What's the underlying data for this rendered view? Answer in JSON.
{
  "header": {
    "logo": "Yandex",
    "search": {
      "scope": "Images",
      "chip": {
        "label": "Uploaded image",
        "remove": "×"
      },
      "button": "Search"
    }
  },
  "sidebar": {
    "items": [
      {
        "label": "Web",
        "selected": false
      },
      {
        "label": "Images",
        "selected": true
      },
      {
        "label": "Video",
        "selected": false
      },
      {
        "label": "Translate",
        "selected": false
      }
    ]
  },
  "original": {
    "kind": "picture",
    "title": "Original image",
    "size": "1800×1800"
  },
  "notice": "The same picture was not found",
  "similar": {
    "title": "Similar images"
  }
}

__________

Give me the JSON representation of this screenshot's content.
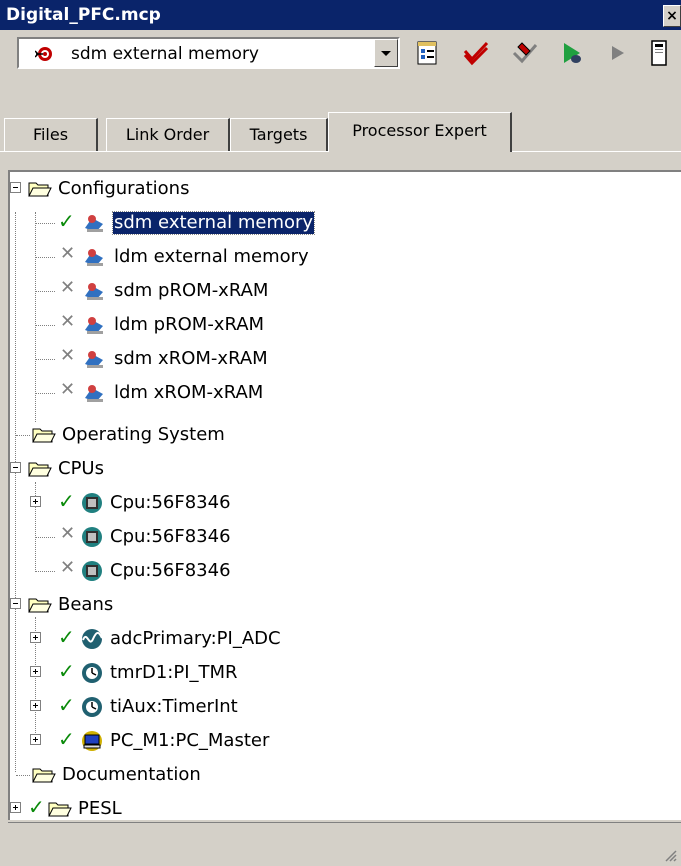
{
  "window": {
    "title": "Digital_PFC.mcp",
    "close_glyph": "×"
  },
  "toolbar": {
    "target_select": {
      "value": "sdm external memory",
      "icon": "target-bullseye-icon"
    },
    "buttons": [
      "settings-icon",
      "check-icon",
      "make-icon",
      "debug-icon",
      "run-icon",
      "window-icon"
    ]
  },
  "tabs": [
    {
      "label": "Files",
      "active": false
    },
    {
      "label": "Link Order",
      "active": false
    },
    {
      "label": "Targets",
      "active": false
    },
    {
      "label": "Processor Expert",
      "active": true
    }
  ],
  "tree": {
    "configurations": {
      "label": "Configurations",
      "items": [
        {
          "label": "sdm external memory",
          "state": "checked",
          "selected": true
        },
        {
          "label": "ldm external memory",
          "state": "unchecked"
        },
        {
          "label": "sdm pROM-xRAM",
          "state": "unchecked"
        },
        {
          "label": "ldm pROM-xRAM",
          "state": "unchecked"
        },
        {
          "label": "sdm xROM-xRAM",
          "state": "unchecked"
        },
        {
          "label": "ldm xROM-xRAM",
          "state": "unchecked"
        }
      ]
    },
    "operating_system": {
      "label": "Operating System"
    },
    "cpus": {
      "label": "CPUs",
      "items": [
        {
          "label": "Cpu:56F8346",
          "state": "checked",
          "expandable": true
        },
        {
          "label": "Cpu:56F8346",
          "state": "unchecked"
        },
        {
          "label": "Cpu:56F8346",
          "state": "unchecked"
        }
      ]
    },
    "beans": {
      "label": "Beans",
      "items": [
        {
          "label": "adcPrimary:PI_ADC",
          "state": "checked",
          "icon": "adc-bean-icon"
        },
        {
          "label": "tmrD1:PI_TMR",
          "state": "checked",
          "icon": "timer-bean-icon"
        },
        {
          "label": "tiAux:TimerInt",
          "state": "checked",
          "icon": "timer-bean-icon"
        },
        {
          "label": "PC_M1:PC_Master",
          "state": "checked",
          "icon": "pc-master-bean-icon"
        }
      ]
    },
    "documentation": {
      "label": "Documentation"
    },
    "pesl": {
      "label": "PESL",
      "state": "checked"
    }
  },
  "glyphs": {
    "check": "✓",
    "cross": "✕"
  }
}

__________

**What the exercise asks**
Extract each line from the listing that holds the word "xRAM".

**Solution for this task**
          "label": "sdm pROM-xRAM",
          "label": "ldm pROM-xRAM",
          "label": "sdm xROM-xRAM",
          "label": "ldm xROM-xRAM",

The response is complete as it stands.